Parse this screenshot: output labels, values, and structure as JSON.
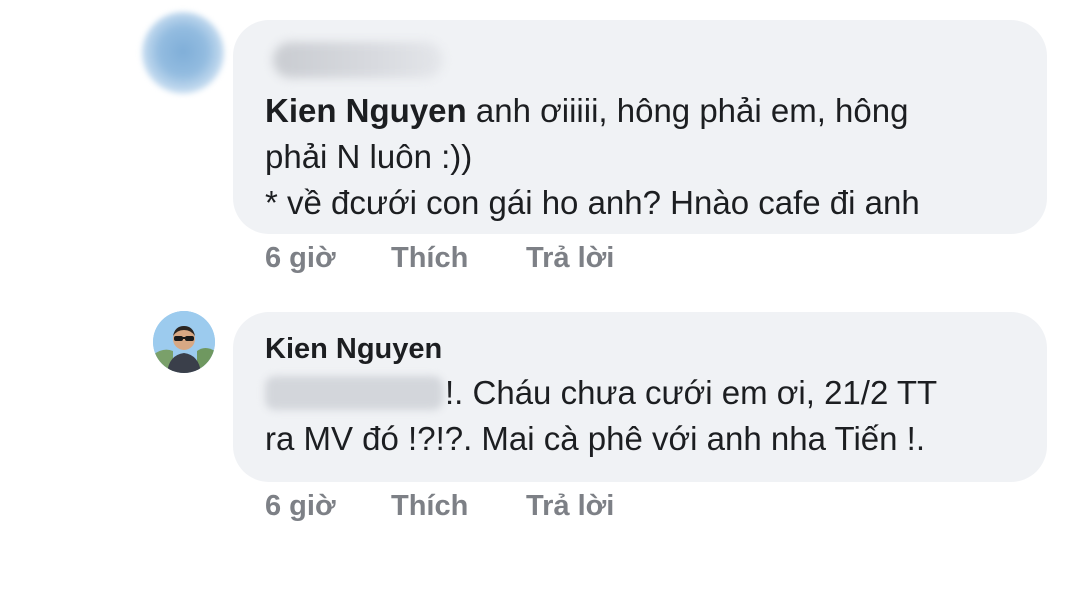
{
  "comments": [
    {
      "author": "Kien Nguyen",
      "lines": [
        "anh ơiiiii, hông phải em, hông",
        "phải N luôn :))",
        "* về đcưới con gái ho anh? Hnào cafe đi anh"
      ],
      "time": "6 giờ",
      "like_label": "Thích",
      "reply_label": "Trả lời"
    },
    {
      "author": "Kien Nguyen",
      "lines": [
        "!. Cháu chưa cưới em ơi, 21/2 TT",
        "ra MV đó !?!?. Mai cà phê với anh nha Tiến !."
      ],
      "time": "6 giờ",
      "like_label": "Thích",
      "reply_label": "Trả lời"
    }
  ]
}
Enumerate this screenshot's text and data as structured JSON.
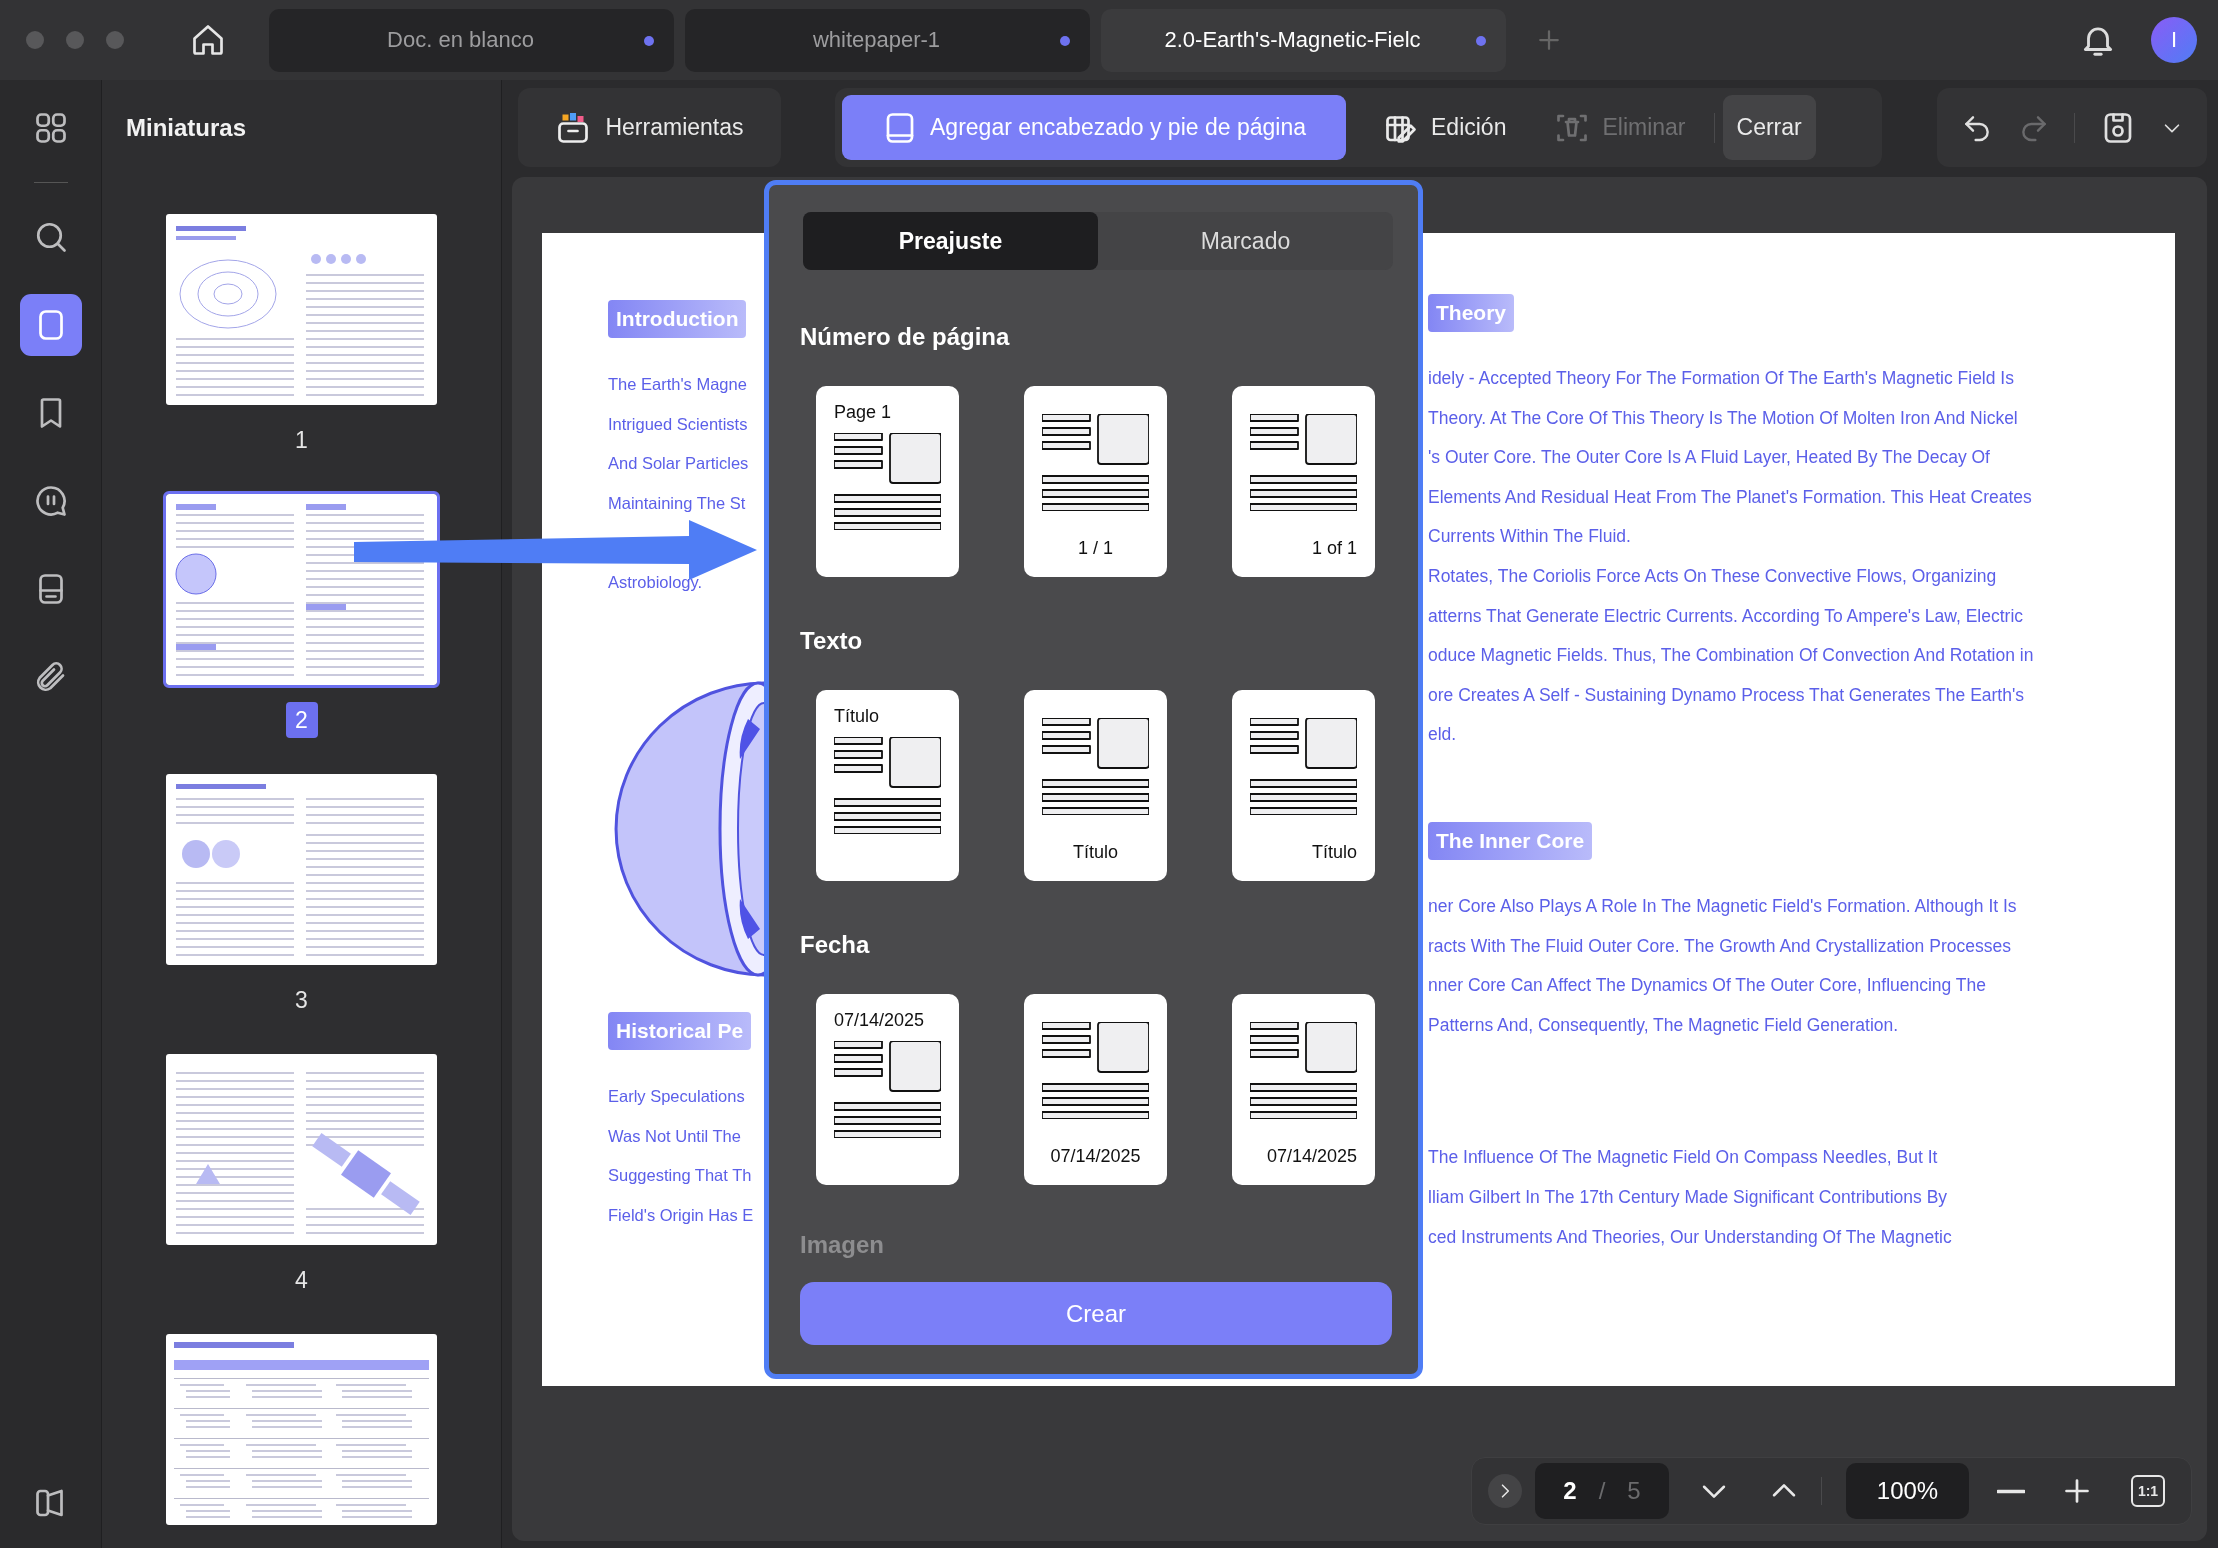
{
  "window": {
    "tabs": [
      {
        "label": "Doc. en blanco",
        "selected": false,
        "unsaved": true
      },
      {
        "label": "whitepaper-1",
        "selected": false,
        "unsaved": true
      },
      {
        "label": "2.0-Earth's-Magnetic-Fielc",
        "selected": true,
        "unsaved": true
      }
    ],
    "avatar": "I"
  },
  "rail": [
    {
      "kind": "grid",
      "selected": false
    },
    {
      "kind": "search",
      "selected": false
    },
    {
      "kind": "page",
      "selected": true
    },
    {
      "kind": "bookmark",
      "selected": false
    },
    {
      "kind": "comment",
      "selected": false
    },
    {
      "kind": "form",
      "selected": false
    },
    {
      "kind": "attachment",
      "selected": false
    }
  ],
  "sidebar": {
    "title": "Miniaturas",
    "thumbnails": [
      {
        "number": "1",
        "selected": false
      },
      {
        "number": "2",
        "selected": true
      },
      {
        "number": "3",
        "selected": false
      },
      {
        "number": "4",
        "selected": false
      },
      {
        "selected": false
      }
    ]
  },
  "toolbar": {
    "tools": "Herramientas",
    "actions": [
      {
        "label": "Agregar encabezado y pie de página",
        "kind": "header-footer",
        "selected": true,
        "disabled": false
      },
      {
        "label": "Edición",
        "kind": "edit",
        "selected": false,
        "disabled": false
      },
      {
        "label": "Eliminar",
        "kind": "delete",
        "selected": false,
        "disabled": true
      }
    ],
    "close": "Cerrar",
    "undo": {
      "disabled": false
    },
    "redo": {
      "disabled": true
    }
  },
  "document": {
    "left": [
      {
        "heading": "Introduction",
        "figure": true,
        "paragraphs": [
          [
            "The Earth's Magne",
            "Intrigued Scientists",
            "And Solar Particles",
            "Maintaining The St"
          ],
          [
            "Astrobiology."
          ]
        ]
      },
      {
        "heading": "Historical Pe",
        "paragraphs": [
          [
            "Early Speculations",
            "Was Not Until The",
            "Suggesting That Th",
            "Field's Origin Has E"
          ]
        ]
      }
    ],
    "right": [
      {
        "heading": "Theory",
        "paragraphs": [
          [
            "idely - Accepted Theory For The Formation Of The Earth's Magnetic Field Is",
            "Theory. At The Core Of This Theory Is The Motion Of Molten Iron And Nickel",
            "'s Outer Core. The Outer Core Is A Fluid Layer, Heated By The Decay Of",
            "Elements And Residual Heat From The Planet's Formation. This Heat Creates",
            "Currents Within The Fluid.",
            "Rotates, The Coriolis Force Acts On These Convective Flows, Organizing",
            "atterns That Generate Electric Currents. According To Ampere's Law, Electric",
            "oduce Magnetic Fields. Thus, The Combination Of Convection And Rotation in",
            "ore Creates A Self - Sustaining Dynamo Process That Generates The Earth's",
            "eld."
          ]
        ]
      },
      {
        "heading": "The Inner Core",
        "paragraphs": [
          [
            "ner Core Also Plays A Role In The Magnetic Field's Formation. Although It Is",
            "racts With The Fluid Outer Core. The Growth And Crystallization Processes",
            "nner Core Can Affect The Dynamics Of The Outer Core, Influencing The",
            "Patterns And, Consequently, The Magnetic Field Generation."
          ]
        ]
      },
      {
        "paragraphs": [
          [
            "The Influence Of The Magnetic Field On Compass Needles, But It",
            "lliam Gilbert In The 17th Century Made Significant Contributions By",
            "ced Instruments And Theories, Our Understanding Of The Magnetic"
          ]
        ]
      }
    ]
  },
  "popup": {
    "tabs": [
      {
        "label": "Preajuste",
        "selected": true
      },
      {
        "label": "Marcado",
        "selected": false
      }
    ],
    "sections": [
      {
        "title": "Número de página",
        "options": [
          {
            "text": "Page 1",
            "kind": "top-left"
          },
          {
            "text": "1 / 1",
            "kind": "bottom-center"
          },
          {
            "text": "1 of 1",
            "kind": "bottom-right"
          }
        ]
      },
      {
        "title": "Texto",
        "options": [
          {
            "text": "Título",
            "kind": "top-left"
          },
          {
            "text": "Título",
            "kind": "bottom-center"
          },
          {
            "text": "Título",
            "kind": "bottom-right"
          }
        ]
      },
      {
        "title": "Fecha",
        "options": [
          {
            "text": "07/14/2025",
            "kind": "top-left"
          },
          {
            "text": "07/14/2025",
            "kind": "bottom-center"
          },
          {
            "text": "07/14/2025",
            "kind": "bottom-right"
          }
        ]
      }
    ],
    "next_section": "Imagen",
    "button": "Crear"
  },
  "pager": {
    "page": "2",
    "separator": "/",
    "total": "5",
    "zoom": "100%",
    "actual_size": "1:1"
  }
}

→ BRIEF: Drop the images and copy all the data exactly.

→ ANSWER SPACE:
Parse this screenshot: output labels, values, and structure as JSON.
{
  "comments": [
    {
      "author": "Kien Nguyen",
      "lines": [
        "anh ơiiiii, hông phải em, hông",
        "phải N luôn :))",
        "* về đcưới con gái ho anh? Hnào cafe đi anh"
      ],
      "time": "6 giờ",
      "like_label": "Thích",
      "reply_label": "Trả lời"
    },
    {
      "author": "Kien Nguyen",
      "lines": [
        "!. Cháu chưa cưới em ơi, 21/2 TT",
        "ra MV đó !?!?. Mai cà phê với anh nha Tiến !."
      ],
      "time": "6 giờ",
      "like_label": "Thích",
      "reply_label": "Trả lời"
    }
  ]
}
Enumerate this screenshot's text and data as structured JSON.
{
  "window": {
    "tabs": [
      {
        "label": "Doc. en blanco",
        "selected": false,
        "unsaved": true
      },
      {
        "label": "whitepaper-1",
        "selected": false,
        "unsaved": true
      },
      {
        "label": "2.0-Earth's-Magnetic-Fielc",
        "selected": true,
        "unsaved": true
      }
    ],
    "avatar": "I"
  },
  "rail": [
    {
      "kind": "grid",
      "selected": false
    },
    {
      "kind": "search",
      "selected": false
    },
    {
      "kind": "page",
      "selected": true
    },
    {
      "kind": "bookmark",
      "selected": false
    },
    {
      "kind": "comment",
      "selected": false
    },
    {
      "kind": "form",
      "selected": false
    },
    {
      "kind": "attachment",
      "selected": false
    }
  ],
  "sidebar": {
    "title": "Miniaturas",
    "thumbnails": [
      {
        "number": "1",
        "selected": false
      },
      {
        "number": "2",
        "selected": true
      },
      {
        "number": "3",
        "selected": false
      },
      {
        "number": "4",
        "selected": false
      },
      {
        "selected": false
      }
    ]
  },
  "toolbar": {
    "tools": "Herramientas",
    "actions": [
      {
        "label": "Agregar encabezado y pie de página",
        "kind": "header-footer",
        "selected": true,
        "disabled": false
      },
      {
        "label": "Edición",
        "kind": "edit",
        "selected": false,
        "disabled": false
      },
      {
        "label": "Eliminar",
        "kind": "delete",
        "selected": false,
        "disabled": true
      }
    ],
    "close": "Cerrar",
    "undo": {
      "disabled": false
    },
    "redo": {
      "disabled": true
    }
  },
  "document": {
    "left": [
      {
        "heading": "Introduction",
        "figure": true,
        "paragraphs": [
          [
            "The Earth's Magne",
            "Intrigued Scientists",
            "And Solar Particles",
            "Maintaining The St"
          ],
          [
            "Astrobiology."
          ]
        ]
      },
      {
        "heading": "Historical Pe",
        "paragraphs": [
          [
            "Early Speculations",
            "Was Not Until The",
            "Suggesting That Th",
            "Field's Origin Has E"
          ]
        ]
      }
    ],
    "right": [
      {
        "heading": "Theory",
        "paragraphs": [
          [
            "idely - Accepted Theory For The Formation Of The Earth's Magnetic Field Is",
            "Theory. At The Core Of This Theory Is The Motion Of Molten Iron And Nickel",
            "'s Outer Core. The Outer Core Is A Fluid Layer, Heated By The Decay Of",
            "Elements And Residual Heat From The Planet's Formation. This Heat Creates",
            "Currents Within The Fluid.",
            "Rotates, The Coriolis Force Acts On These Convective Flows, Organizing",
            "atterns That Generate Electric Currents. According To Ampere's Law, Electric",
            "oduce Magnetic Fields. Thus, The Combination Of Convection And Rotation in",
            "ore Creates A Self - Sustaining Dynamo Process That Generates The Earth's",
            "eld."
          ]
        ]
      },
      {
        "heading": "The Inner Core",
        "paragraphs": [
          [
            "ner Core Also Plays A Role In The Magnetic Field's Formation. Although It Is",
            "racts With The Fluid Outer Core. The Growth And Crystallization Processes",
            "nner Core Can Affect The Dynamics Of The Outer Core, Influencing The",
            "Patterns And, Consequently, The Magnetic Field Generation."
          ]
        ]
      },
      {
        "paragraphs": [
          [
            "The Influence Of The Magnetic Field On Compass Needles, But It",
            "lliam Gilbert In The 17th Century Made Significant Contributions By",
            "ced Instruments And Theories, Our Understanding Of The Magnetic"
          ]
        ]
      }
    ]
  },
  "popup": {
    "tabs": [
      {
        "label": "Preajuste",
        "selected": true
      },
      {
        "label": "Marcado",
        "selected": false
      }
    ],
    "sections": [
      {
        "title": "Número de página",
        "options": [
          {
            "text": "Page 1",
            "kind": "top-left"
          },
          {
            "text": "1 / 1",
            "kind": "bottom-center"
          },
          {
            "text": "1 of 1",
            "kind": "bottom-right"
          }
        ]
      },
      {
        "title": "Texto",
        "options": [
          {
            "text": "Título",
            "kind": "top-left"
          },
          {
            "text": "Título",
            "kind": "bottom-center"
          },
          {
            "text": "Título",
            "kind": "bottom-right"
          }
        ]
      },
      {
        "title": "Fecha",
        "options": [
          {
            "text": "07/14/2025",
            "kind": "top-left"
          },
          {
            "text": "07/14/2025",
            "kind": "bottom-center"
          },
          {
            "text": "07/14/2025",
            "kind": "bottom-right"
          }
        ]
      }
    ],
    "next_section": "Imagen",
    "button": "Crear"
  },
  "pager": {
    "page": "2",
    "separator": "/",
    "total": "5",
    "zoom": "100%",
    "actual_size": "1:1"
  }
}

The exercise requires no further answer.